| Work to complete |
Quote every entry word for word.
[Start of section]
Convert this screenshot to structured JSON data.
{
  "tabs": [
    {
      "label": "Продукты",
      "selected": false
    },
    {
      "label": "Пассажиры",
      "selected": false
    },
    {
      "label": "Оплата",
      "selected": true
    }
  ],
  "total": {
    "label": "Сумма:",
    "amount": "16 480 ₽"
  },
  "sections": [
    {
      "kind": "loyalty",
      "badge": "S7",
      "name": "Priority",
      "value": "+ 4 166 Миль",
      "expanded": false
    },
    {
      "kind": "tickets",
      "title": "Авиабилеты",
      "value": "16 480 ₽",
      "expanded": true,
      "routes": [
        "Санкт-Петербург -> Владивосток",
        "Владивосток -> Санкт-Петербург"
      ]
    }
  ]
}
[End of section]
| The completed task |
Convert this screenshot to structured JSON data.
{
  "tabs": [
    {
      "label": "Продукты",
      "selected": false
    },
    {
      "label": "Пассажиры",
      "selected": false
    },
    {
      "label": "Оплата",
      "selected": true
    }
  ],
  "total": {
    "label": "Сумма:",
    "amount": "16 480 ₽"
  },
  "sections": [
    {
      "kind": "loyalty",
      "badge": "S7",
      "name": "Priority",
      "value": "+ 4 166 Миль",
      "expanded": false
    },
    {
      "kind": "tickets",
      "title": "Авиабилеты",
      "value": "16 480 ₽",
      "expanded": true,
      "routes": [
        "Санкт-Петербург -> Владивосток",
        "Владивосток -> Санкт-Петербург"
      ]
    }
  ]
}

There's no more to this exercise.